Collected data entries ->
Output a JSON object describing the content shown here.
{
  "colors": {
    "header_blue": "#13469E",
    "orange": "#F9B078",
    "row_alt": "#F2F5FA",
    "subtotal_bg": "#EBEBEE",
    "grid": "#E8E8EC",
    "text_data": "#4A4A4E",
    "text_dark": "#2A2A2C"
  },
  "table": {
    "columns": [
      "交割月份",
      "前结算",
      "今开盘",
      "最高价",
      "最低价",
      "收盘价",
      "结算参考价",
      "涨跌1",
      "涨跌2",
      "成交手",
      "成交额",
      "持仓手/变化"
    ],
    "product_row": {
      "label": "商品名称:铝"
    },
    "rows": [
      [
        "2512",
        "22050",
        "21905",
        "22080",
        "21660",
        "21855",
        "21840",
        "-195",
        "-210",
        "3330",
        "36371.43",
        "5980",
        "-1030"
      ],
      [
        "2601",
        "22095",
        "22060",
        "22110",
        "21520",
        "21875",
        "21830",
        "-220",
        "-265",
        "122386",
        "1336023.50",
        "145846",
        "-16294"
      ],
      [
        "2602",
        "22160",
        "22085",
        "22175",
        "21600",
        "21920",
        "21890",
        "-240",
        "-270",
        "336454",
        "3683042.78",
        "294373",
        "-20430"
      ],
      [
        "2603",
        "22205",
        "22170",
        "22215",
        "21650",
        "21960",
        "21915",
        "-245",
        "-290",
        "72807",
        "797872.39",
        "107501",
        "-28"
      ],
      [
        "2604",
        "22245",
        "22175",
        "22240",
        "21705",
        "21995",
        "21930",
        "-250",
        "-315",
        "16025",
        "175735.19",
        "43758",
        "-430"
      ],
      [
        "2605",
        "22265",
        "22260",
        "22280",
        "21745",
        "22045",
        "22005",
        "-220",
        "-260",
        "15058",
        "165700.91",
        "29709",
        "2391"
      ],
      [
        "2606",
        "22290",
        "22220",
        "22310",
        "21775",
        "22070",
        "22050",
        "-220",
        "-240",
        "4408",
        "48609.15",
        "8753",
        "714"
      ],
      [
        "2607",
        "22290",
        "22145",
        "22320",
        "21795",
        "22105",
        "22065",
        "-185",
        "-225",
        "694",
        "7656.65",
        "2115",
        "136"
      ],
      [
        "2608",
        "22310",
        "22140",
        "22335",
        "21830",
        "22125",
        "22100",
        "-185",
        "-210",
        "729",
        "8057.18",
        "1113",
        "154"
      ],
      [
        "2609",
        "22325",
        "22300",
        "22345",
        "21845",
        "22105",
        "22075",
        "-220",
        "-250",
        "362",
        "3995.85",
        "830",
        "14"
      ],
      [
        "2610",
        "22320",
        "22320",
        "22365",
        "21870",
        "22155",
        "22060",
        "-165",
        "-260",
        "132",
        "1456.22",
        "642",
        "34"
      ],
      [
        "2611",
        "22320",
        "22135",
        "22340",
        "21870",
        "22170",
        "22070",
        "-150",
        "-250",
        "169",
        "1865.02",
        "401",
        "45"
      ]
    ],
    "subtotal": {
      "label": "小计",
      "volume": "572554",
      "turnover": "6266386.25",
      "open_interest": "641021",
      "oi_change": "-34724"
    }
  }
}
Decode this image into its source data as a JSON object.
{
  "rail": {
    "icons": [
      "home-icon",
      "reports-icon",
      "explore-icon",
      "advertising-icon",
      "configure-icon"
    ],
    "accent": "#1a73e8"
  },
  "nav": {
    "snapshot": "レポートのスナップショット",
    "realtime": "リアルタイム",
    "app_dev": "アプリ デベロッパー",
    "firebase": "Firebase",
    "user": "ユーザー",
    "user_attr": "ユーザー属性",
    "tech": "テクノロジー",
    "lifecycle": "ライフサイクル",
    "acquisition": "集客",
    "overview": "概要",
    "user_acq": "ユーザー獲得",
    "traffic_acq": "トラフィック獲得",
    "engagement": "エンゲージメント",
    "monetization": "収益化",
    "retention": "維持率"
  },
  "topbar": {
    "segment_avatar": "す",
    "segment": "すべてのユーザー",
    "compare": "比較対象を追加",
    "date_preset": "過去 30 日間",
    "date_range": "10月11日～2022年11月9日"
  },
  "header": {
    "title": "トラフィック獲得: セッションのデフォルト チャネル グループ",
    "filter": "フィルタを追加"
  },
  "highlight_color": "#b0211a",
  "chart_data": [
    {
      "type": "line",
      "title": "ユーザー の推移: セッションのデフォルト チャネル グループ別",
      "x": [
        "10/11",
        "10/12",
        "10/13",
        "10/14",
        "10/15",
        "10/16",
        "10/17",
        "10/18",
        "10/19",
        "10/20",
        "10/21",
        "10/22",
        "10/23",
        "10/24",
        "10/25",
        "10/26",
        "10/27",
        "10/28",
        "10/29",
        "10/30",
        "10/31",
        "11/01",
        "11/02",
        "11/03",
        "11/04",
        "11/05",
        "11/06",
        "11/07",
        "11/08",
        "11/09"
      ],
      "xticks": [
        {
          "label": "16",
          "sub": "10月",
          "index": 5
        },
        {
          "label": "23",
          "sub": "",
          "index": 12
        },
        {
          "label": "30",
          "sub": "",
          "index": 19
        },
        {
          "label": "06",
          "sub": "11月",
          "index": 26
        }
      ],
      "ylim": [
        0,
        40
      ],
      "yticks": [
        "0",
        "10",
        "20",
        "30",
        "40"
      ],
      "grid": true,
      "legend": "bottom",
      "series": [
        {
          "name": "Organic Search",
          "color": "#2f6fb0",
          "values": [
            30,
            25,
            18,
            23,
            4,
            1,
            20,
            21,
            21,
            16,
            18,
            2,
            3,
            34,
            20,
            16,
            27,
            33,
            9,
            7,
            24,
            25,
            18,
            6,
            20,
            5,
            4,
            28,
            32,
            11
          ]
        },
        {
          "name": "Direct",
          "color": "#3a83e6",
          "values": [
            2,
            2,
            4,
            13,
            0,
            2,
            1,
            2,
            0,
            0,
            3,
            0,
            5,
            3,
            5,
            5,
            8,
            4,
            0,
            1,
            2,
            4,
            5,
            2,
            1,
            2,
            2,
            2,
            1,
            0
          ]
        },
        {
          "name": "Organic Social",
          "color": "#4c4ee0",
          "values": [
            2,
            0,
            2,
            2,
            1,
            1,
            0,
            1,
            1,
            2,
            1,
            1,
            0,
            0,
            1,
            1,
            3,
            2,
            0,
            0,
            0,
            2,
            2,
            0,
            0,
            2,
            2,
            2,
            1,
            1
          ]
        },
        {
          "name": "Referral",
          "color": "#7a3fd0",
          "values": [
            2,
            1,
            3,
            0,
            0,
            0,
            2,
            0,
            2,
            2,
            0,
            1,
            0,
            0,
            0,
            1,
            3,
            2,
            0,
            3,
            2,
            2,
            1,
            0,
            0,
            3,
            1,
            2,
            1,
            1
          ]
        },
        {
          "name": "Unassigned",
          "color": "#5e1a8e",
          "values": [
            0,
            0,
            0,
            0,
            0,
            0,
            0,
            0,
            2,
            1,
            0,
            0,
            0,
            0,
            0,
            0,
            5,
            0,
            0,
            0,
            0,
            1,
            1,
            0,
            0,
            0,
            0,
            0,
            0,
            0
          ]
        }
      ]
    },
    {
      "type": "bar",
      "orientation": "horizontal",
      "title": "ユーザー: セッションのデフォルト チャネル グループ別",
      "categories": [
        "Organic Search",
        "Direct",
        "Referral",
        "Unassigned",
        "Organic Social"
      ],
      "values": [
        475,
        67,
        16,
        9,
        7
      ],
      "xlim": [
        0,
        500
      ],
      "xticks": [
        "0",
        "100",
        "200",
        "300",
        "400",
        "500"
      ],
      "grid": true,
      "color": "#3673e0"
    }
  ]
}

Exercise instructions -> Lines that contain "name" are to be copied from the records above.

Your response ->
          "name": "Organic Search",
          "name": "Direct",
          "name": "Organic Social",
          "name": "Referral",
          "name": "Unassigned",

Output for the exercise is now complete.